#### What this task involves:
Find and return every line of the data that contains the word "content".

#### Material for this exercise:
==========
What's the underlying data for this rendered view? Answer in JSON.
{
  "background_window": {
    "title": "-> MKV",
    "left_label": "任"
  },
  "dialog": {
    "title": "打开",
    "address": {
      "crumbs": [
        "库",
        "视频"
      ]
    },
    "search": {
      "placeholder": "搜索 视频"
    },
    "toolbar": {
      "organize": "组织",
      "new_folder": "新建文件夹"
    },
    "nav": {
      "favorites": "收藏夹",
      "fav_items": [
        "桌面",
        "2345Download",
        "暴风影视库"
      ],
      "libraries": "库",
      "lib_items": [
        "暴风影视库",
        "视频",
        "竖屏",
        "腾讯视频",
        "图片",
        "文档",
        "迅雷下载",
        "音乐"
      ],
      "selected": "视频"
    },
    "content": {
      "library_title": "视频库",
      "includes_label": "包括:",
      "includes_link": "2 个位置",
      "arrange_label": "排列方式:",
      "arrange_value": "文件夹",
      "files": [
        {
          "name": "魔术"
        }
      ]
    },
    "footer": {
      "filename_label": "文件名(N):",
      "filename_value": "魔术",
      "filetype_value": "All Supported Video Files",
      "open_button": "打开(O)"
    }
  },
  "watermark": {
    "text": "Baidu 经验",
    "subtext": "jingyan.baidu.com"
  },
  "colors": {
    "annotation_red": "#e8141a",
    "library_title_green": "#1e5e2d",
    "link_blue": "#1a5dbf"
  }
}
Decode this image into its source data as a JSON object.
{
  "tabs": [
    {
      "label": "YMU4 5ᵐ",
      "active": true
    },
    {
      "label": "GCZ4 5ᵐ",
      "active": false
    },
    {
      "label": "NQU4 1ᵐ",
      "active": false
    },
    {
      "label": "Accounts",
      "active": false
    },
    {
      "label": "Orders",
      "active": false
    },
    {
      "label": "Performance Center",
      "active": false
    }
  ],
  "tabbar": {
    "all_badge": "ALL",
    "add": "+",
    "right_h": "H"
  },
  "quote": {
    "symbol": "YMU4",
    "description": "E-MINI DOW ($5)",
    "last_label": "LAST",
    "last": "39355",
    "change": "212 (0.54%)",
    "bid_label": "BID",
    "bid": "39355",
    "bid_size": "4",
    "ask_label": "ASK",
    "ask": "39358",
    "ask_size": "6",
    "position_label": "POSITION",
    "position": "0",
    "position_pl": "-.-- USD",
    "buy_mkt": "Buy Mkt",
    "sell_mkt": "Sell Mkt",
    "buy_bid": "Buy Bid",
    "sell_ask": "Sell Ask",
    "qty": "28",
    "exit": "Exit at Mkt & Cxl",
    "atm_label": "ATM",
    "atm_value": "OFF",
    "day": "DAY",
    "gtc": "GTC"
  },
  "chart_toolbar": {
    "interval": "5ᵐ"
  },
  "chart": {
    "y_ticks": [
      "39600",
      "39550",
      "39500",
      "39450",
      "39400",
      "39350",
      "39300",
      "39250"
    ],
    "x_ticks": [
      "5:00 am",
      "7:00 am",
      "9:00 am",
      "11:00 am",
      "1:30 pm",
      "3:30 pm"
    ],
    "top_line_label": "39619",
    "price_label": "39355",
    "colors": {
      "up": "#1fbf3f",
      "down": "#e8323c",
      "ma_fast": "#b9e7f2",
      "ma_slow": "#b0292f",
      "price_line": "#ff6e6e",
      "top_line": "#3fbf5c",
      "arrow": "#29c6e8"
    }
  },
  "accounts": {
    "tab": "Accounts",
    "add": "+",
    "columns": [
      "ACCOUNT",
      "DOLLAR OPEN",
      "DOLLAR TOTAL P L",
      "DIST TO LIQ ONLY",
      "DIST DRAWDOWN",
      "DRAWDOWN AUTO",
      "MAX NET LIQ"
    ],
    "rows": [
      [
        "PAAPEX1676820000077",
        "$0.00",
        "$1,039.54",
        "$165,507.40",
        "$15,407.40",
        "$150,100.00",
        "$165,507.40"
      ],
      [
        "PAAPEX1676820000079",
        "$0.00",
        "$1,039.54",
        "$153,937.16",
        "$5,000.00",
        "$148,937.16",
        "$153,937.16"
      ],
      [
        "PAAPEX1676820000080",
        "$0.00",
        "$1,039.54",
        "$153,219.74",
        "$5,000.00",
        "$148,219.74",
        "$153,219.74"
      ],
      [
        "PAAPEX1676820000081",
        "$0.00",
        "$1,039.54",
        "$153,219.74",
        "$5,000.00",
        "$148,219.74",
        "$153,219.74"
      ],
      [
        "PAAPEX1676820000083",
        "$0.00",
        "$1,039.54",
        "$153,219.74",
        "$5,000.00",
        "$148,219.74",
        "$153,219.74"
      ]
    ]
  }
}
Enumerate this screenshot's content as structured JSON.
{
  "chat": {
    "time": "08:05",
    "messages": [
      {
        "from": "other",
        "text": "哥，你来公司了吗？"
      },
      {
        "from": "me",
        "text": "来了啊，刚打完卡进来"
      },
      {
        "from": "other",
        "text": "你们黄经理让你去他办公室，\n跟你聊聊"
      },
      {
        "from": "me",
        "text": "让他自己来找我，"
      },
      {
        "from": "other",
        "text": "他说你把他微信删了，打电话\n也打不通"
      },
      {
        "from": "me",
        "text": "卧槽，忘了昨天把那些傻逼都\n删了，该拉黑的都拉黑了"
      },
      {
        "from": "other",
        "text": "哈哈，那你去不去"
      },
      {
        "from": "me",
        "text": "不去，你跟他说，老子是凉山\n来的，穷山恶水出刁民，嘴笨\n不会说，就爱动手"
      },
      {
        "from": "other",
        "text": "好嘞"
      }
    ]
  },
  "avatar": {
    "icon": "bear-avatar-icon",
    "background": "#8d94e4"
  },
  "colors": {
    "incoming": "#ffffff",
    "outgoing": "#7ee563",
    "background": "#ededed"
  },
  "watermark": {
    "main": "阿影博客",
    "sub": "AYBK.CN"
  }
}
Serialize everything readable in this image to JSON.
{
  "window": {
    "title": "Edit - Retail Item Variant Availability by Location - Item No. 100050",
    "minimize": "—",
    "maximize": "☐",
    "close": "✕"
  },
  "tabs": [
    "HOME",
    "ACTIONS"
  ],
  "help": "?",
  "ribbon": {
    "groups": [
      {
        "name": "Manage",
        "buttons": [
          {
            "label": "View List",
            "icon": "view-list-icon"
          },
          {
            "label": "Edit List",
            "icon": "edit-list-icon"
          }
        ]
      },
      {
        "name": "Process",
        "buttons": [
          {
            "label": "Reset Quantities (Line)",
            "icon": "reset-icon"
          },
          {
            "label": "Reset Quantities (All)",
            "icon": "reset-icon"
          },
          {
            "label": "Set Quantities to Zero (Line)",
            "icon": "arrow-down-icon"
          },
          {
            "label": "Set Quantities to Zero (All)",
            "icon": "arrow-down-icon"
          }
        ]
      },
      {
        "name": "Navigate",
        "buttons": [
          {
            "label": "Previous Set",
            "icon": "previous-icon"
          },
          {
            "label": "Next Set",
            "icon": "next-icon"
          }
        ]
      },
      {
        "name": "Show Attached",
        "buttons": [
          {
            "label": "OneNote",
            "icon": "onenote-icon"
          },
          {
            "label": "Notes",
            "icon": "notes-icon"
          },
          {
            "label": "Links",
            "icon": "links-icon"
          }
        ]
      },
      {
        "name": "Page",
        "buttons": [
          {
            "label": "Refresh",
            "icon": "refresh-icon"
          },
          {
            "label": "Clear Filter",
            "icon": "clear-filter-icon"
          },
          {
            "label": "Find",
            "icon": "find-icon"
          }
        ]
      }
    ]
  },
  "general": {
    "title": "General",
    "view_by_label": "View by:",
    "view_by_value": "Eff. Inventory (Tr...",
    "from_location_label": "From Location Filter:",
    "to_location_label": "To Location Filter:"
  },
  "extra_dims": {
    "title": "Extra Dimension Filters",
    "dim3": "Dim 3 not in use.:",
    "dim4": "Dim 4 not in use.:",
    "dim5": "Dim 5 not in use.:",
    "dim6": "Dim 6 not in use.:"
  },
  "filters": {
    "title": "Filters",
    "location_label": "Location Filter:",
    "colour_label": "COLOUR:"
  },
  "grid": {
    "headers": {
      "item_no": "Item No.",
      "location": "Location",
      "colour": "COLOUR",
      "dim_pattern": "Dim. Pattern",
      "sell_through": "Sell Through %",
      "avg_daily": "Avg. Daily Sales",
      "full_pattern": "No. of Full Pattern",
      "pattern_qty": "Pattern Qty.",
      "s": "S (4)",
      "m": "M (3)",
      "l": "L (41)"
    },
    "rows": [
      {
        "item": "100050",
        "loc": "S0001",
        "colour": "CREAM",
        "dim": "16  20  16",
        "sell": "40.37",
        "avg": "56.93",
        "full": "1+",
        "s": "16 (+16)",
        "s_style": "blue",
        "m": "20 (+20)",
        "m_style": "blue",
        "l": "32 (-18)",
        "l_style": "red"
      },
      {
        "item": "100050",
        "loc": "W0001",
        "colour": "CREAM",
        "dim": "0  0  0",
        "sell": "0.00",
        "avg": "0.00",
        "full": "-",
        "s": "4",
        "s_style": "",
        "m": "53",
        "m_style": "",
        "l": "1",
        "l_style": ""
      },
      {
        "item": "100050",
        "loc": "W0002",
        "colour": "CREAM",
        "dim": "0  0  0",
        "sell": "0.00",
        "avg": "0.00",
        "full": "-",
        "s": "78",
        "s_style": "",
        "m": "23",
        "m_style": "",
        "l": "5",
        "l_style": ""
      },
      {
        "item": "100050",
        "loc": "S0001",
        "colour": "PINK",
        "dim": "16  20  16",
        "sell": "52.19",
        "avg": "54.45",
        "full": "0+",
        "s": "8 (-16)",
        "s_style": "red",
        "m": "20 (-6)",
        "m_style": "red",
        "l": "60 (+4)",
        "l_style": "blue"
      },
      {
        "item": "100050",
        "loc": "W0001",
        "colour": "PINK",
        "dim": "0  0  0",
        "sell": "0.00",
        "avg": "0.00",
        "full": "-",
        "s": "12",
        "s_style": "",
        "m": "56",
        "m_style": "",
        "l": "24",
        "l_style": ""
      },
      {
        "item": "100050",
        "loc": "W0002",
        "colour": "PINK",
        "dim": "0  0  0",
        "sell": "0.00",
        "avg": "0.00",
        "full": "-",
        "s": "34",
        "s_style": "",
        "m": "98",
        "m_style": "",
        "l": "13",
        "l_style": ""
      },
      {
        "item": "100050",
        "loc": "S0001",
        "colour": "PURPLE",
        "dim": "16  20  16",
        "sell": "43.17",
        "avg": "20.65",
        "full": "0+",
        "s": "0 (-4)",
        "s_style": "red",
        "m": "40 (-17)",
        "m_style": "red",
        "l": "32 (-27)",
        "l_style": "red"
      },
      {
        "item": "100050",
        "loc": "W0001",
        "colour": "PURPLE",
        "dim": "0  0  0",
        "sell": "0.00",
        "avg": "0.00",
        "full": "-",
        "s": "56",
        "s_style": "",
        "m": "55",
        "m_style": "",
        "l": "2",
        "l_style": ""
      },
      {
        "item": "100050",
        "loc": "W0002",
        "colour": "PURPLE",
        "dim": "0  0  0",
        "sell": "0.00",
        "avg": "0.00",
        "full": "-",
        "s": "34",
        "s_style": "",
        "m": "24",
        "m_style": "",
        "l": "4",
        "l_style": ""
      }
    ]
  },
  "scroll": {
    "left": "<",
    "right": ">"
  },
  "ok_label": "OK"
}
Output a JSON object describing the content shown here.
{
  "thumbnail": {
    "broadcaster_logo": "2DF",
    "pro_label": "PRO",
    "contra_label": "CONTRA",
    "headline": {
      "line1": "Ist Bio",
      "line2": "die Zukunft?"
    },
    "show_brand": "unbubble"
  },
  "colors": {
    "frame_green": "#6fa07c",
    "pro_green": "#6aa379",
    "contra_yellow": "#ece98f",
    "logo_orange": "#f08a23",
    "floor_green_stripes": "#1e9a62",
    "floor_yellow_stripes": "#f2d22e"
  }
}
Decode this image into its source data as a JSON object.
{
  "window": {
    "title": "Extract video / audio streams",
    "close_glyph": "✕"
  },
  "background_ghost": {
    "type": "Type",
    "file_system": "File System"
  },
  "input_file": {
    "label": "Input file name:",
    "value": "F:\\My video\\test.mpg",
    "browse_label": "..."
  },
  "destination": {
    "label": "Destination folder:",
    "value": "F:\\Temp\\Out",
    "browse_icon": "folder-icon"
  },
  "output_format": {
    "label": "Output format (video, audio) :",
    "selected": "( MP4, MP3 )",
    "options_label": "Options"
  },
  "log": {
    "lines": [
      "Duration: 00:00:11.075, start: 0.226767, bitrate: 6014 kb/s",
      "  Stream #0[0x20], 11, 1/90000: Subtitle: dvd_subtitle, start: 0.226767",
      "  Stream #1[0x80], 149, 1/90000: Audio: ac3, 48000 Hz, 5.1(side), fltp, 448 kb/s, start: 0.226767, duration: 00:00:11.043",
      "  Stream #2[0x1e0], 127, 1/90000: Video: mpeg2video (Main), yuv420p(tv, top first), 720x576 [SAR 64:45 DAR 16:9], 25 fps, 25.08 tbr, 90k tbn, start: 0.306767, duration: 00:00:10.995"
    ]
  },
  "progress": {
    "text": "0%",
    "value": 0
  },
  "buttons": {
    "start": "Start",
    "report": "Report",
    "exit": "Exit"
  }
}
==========
#### Answer for the task:
    "content": {
Enumerate this screenshot's content as structured JSON.
Output a JSON object describing the content shown here.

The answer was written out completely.